1) “Piano Lessons: Music, Love and True Adventures,” by Noah Adams. Yes, the same Noah Adams who reports and anchors for NPR. At the age of 51, he decided to take piano lessons because he’d always wanted to do it. The book is his memoir of one year of lessons. (Listen to Charlie Rose interview Adams at
2) “The Piano Shop on the Left Bank,” by Thad Carhart, an American writer who lives in Paris, about how his investigation of an initially mysterious piano shop near his home led to his purchase of a piano and resumption of lessons as well as to learning about pianos, their history, and their technicians. Read interviews with Carhart here
and check out his website at
3) “Grand Obsession,” by Perri Knize, a memoir of the writer’s search for the piano of her dreams and, once she finds it (and dubs her “Marlene” for her marvelous tuning), her quest to get the tuning back so she can fall in love again. Listen to Knize play Marlene at
4) “Piano Girl,” by Robin Goldsby, a delightful memoir of how she became a cocktail pianist. Originally from Pittsburgh, Goldsby now lives in Germany with her family and appears to have a wonderful life and career. Check her website out at

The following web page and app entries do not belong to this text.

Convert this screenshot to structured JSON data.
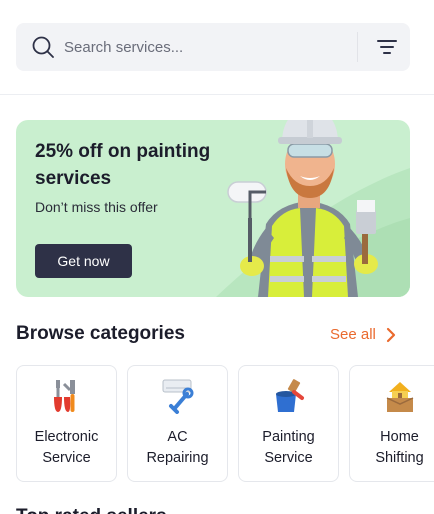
{
  "search": {
    "placeholder": "Search services..."
  },
  "banner": {
    "title": "25% off on painting services",
    "subtitle": "Don’t miss this offer",
    "button_label": "Get now",
    "background_color": "#c9efcf"
  },
  "categories": {
    "heading": "Browse categories",
    "see_all_label": "See all",
    "accent_color": "#ea6a2e",
    "items": [
      {
        "line1": "Electronic",
        "line2": "Service",
        "icon": "electronic-tools-icon"
      },
      {
        "line1": "AC",
        "line2": "Repairing",
        "icon": "ac-repair-icon"
      },
      {
        "line1": "Painting",
        "line2": "Service",
        "icon": "paint-bucket-icon"
      },
      {
        "line1": "Home",
        "line2": "Shifting",
        "icon": "moving-box-house-icon"
      }
    ]
  },
  "next_section": {
    "heading": "Top rated sellers"
  }
}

5) “Men, Women, and Pianos,” by Arthur Loesser, a fascinating book about the history of pianos and the people associated with them.
If you’ve ever thought of resuming music lessons or singing or playing in a group, or of learning to do something that’s always intrigued you, remember that the best reason is just because you want to, and the best time to start is NOW. If you have any interest in pianos, pay www.pianoworld.com a visit. Its message boards are troves of information, especially if you’re considering purchasing a piano. And if you’ve been holding onto some assumptions since you were small, consider whether they make sense and whether they’re helpful to you: if you challenge them, or seek out people or situations that might challenge them, you might discover that they don’t make sense and you’re happier and better off discarding them.
June 4, 2009
More than ten years ago, my husband and I read a newspaper story about a 13-year-old kid playing piano professionally at a restaurant in Highwood, IL, on Chicago’s North Shore. I play piano myself and was mightily impressed by the account of the boy’s holding down a regular gig as a professional musician at such a young age.
A few years after that, my husband became friends with another lawyer in a Chicago law firm when they worked on a case together; they now have a standing racquetball or tennis date every weekend. Small world—turns out the kid we read about years earlier is the lawyer’s son. He’s Eric Stang and isn’t a kid anymore—he’s a very nice young man with a degree from DePaul University’s school of music and has his own band, the Eric Stang Band. They’re playing tonight in downtown Highland Park, IL, from 7-9 PM in the Port Clinton plaza off Central Street, as part of HP’s summer concert series. From the publicity flyer: “Led by local song writer/keyboard/vocalist Eric Stang, this band has built a solid reputation for high-energy musical performances that combine rock, pop, jazz, and a little bit soul.”
Having been treated to several of Eric’s informal performances as well as having seen Eric and his band in previous years, I can attest that they’re terrific and well worth the trip. Check out Eric’s website at www.ericstang.com , which has booking information as well as a link to purchase Eric’s fine CD, “Red Line.”